Why would you upgrade to Drupal 9 then? For the great new features in 9.1. No more features will be added to Drupal 8 after Drupal 9.0. Instead, they will go into Drupal 9.1, 9.2, and so on.
To get the most out of this new approach, we need to make two more improvements. We need to change core so that the exact same module can work with Drupal 8 and 9 if the module developer uses the latest APIs. We also need to provide full data migration from Drupal 6, 7 and 8 to any future release. So long as we make these changes before Drupal 9 and contributed or custom modules take advantage of the latest Drupal 8 APIs, up-to-date sites and modules may just begin using 9.0.0 the day it is is released.
What does this mean for Drupal 7 users?
If you are one of the more than a million sites successfully running on Drupal 7, you might only have one more big upgrade ahead of you.
If you are planning to migrate directly from Drupal 7 to Drupal 9, you should reconsider that approach. In this new model, it might be more beneficial to upgrade to Drupal 8. Once you’ve migrated your site to Drupal 8, subsequent upgrades will be much simpler.
We have more work to do to complete the Drupal 7 to Drupal 8 data migration, but the first Drupal 8 minor release that fully supports it could be 8.4.0, scheduled to be released in October 2017.
What does this mean for Drupal developers?
If you are a module or theme developer, you can continually update to the latest APIs each minor release. Avoid using deprecated code and your module will be compatible with Drupal 9 the day Drupal 9 is released. We have plans to make it easy for developers to identify and update deprecated code.
What does this mean for Drupal core contributors?
If you are a Drupal core contributor and want to introduce new improvements in Drupal core, Drupal 8 is the place to do it! With backwards compatibility layers, even pretty big changes are possible in Drupal 8.
When will Drupal 9 will be released?

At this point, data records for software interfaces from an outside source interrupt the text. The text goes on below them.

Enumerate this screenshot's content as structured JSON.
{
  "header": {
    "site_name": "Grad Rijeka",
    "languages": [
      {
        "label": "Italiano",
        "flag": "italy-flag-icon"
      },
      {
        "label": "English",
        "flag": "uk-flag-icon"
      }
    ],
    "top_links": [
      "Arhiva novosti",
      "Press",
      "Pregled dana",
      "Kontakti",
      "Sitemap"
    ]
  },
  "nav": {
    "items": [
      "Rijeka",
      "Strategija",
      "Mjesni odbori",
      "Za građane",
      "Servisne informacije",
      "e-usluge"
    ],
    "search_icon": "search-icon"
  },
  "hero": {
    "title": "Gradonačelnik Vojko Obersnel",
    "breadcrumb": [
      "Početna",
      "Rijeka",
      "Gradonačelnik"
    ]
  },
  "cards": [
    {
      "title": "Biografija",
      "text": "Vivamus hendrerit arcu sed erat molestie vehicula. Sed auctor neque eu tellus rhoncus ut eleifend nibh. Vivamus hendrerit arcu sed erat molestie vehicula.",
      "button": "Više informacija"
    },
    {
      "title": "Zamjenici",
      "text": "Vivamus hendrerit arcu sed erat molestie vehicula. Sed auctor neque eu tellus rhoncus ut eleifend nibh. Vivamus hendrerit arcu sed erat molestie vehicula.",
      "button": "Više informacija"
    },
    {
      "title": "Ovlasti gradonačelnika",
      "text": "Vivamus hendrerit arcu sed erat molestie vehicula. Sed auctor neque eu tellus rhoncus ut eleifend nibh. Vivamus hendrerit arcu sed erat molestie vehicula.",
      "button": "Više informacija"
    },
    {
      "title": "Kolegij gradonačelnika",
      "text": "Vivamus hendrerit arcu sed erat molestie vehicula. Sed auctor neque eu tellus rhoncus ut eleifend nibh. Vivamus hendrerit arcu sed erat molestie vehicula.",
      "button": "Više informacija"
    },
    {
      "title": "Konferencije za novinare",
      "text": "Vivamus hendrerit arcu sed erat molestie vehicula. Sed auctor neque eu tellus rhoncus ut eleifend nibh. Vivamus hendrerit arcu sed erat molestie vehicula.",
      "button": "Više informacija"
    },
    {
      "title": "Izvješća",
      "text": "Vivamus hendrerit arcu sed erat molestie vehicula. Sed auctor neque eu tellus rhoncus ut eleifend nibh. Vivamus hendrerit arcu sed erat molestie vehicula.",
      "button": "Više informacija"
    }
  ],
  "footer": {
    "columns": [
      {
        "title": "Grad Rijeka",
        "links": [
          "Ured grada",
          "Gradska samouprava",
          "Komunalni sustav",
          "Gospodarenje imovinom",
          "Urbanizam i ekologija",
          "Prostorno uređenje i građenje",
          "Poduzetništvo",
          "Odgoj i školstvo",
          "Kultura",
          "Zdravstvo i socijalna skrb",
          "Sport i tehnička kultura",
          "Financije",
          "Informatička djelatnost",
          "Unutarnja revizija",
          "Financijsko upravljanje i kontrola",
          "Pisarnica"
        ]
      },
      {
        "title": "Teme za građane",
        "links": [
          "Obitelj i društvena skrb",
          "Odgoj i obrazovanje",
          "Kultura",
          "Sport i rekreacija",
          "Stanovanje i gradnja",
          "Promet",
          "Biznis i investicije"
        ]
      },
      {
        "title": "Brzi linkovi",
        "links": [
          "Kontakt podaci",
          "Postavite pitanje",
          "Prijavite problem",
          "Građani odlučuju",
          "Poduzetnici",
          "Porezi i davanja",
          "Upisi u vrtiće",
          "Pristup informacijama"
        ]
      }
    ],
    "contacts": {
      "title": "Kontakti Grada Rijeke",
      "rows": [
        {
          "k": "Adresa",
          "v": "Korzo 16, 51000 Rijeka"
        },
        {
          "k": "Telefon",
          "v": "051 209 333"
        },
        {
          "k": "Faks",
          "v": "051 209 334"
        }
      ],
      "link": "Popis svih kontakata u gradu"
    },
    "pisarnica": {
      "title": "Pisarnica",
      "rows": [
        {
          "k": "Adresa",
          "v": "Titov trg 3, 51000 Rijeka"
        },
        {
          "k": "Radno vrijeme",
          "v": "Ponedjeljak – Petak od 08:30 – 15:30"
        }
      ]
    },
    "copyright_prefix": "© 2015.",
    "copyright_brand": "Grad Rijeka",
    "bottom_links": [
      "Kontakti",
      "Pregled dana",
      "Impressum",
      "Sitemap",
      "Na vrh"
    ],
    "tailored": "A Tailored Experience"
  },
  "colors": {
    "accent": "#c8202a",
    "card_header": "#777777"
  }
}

We don’t know yet, but it shouldn’t matter as much either. Innovative Drupal 8 releases will go out on schedule every six months and upgrading to Drupal 9 should become easy. I don’t believe we will release Drupal 9 any time soon; we have plenty of features in the works for Drupal 8. Once we know more, we’ll follow up with more details.